The history of a Barbershop is an interesting one. It goes farther back than many people might imagine, and has had an interesting story to tell. One of the most unique stories of its history is the creation of the Barbershop Pole and what significance its shape, color, and movement means. Do you have any guesses?
We’ve talked about the history of being a Barber and Barbershops in small spurts in past blogs. With the resurgence of vintage things and longing to go back to a slower time where pride was taken in every trade or daily activity, the popularity in understanding the history of these periods has seen a significant rise. More and more TV shows, movies, books, the fashion industry, and trends are celebrating these periods, helping us to remember pieces of the past and pushing us to cherish these traditions and memories.
When you step into my shop, I know you’ll feel the world slow down. I take time with each of my customers to understand who they are, what they want, what their personal needs are, and the best way I can provide the best experience to them.  I use tools and techniques that take time to use properly, to get the results I pride myself on, and for safety’s sake. You can’t rush a straight razor shave, and you don’t want to. That would be one sure-fire way to startle your customers in more ways than one. This is why I pride myself in the experiences I give to my customers every day.
All barbershops are different. Sure, you’ll come out with a new haircut, a trim to your facial hair, or a different style no matter where you go. The experience from walking into the shop, leaving it, and everything in between will always be different depending on what barbershop you call home. The one thing that will always be the same is the red, white, and blue pole that appears somewhere in every shop in some shape or form. Some are large beautiful pieces made out of ceramic and encased in glass, while others are stationary pictures or paintings. Regardless of what barbershop you frequent, you’ll find one waiting for you. Do you know their history and why they’re there? A barbershop pole is one of the most recognized symbols across the board. But, it’s history and what it stands for doesn’t hold as much recognition.

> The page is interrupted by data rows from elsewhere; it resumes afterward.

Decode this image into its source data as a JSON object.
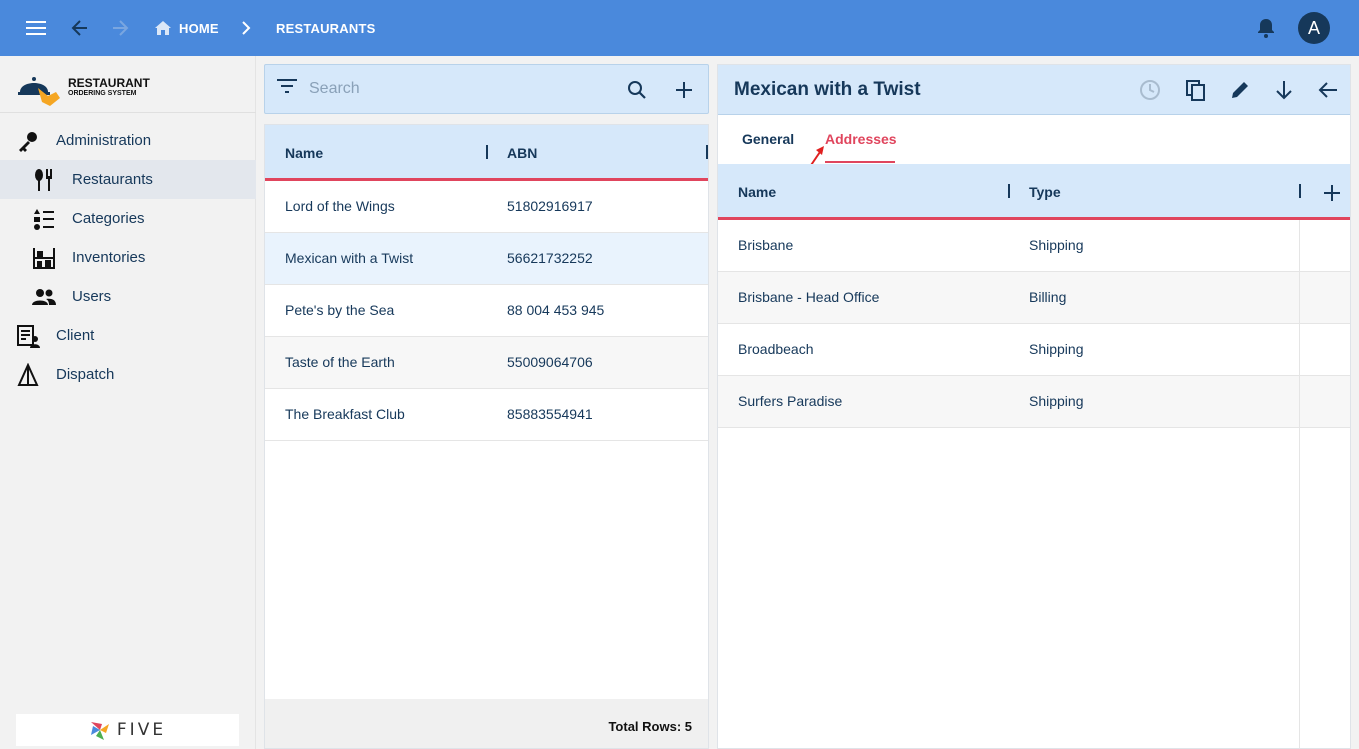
{
  "topbar": {
    "breadcrumb_home": "HOME",
    "breadcrumb_current": "RESTAURANTS",
    "avatar_letter": "A",
    "accent_color": "#4a89dc"
  },
  "sidebar": {
    "logo_title": "RESTAURANT",
    "logo_subtitle": "ORDERING SYSTEM",
    "items": [
      {
        "label": "Administration",
        "icon": "key-icon"
      },
      {
        "label": "Restaurants",
        "icon": "utensils-icon",
        "active": true
      },
      {
        "label": "Categories",
        "icon": "list-icon"
      },
      {
        "label": "Inventories",
        "icon": "shelves-icon"
      },
      {
        "label": "Users",
        "icon": "users-icon"
      },
      {
        "label": "Client",
        "icon": "client-icon"
      },
      {
        "label": "Dispatch",
        "icon": "dispatch-icon"
      }
    ],
    "footer_brand": "FIVE"
  },
  "list": {
    "search_placeholder": "Search",
    "columns": [
      "Name",
      "ABN"
    ],
    "rows": [
      {
        "name": "Lord of the Wings",
        "abn": "51802916917"
      },
      {
        "name": "Mexican with a Twist",
        "abn": "56621732252"
      },
      {
        "name": "Pete's by the Sea",
        "abn": "88 004 453 945"
      },
      {
        "name": "Taste of the Earth",
        "abn": "55009064706"
      },
      {
        "name": "The Breakfast Club",
        "abn": "85883554941"
      }
    ],
    "total_rows": "Total Rows: 5"
  },
  "detail": {
    "title": "Mexican with a Twist",
    "tabs": [
      "General",
      "Addresses"
    ],
    "active_tab": "Addresses",
    "columns": [
      "Name",
      "Type"
    ],
    "rows": [
      {
        "name": "Brisbane",
        "type": "Shipping"
      },
      {
        "name": "Brisbane - Head Office",
        "type": "Billing"
      },
      {
        "name": "Broadbeach",
        "type": "Shipping"
      },
      {
        "name": "Surfers Paradise",
        "type": "Shipping"
      }
    ],
    "highlight_color": "#e0455d"
  }
}
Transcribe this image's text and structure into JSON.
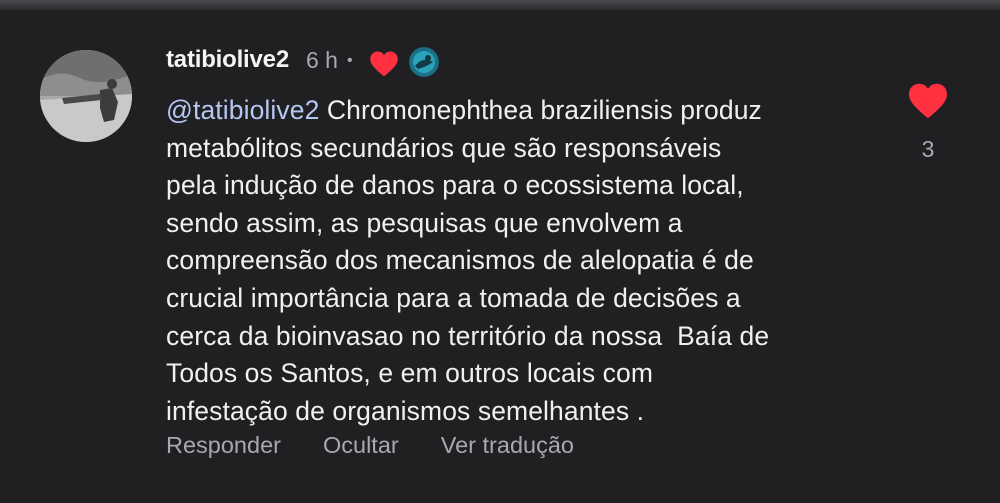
{
  "comment": {
    "username": "tatibiolive2",
    "time": "6 h",
    "separator": "•",
    "mention": "@tatibiolive2",
    "lines": [
      " Chromonephthea braziliensis produz",
      "metabólitos secundários que são responsáveis",
      "pela indução de danos para o ecossistema local,",
      "sendo assim, as pesquisas que envolvem a",
      "compreensão dos mecanismos de alelopatia é de",
      "crucial importância para a tomada de decisões a",
      "cerca da bioinvasao no território da nossa  Baía de",
      "Todos os Santos, e em outros locais com",
      "infestação de organismos semelhantes ."
    ]
  },
  "actions": {
    "reply": "Responder",
    "hide": "Ocultar",
    "translate": "Ver tradução"
  },
  "likes": {
    "count": "3",
    "heart_color": "#ff3040"
  },
  "icons": {
    "avatar": "profile-photo",
    "liked_by_author": "heart-icon",
    "author_avatar": "author-avatar-icon",
    "like": "heart-icon"
  },
  "colors": {
    "background": "#202022",
    "text": "#f0f0f0",
    "muted": "#a8a8ad",
    "mention": "#b6c7f2"
  }
}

Everything about a barbershop pole has a meaning, purpose, and history. Barbers date back to the middle ages. They were not supervised by any higher power, medical board, or code at all. A barber was able to give you a hair cut, a trim to your beard, perform minor surgery, set broken bones, practice bloodletting, and pull teeth. It was a one-stop-shop to make you look and feel better. Many of these early barbers were men of the church, but in its earlier history the Catholic Church banned those of the cloth from practicing any type of medicine. At the same time, many doctors felt the practice of bloodletting (literally letting the blood drain from a human body) was beneath their talents. So who did these responsibilities fall too? Barbers! Barbers become responsible for some of the most gruesome and invasive surgeries almost overnight. They were not chosen because of their medical experience or training, but because they were skilled with sharp objects. At the time barbers were called barber-surgeons because of the different trades they offered.
During these early days of being a Barber, it was very common that the majority of the population, the barber included, were unable to read. So, to distinguish their business and communicate what services were being offered, the universal Barbershop pole was created. The red stripe on the pole stands for the blood that comes from surgery or during bloodlettings. The white stands for the color of the bandages that wrapped around any wound. The blue stripe has two different rumored possibilities for what it stands for. The first being that it was added to represent the color of blood running inside the veins. The second possibility is that the color was inspired by patriotism in the United States. People wanted red, white, and blue to match the pride of the nation. The shape of the pole was shaped after the stick that was held by patients while surgery was being performed. These surgeries were almost always done without any pain medication, without putting the patient to sleep, or without any anesthesia. Patients would squeeze the stick to help alleviate some of their pain. Have you noticed the way a moving barbershop pole spins? It spins this way to represent the flow of blood throughout the human body.
Around the 1500’s, most medical practices and procedures started to return to the medical world. By the 1700’s, bloodletting and other uncomfortable medical practices had become very unpopular and finally came to a stop. Doctors took back the medical world completely and left barbers to their trade of grooming. The barbershop pole was left behind and has stayed as the official sign and mascot for barbershops ever since the 1700’s.
Thankfully today no medieval surgery is performed, no teeth will be pulled, and barbers just focusing on your hair cut, style and grooming care. The barbershop pole to this day, after more than 300 years of being used to mark a good place for a haircut, has the power to tell anyone walking by exactly what can be found inside the building it’s attached to. But that 300-year difference also explains why the majority of people have forgotten its history. After the 1700’s, it continued to take quite an interesting journey. Today, the barbershop pole holds a sense of pride where ever it hangs. It represents the creativity of the barber behind the chair, the skills we wield, and our artistry that we bring to each haircut. I am so proud to represent the history of a Barbershop Pole and to give these qualities to every customer who sits in my chair every day.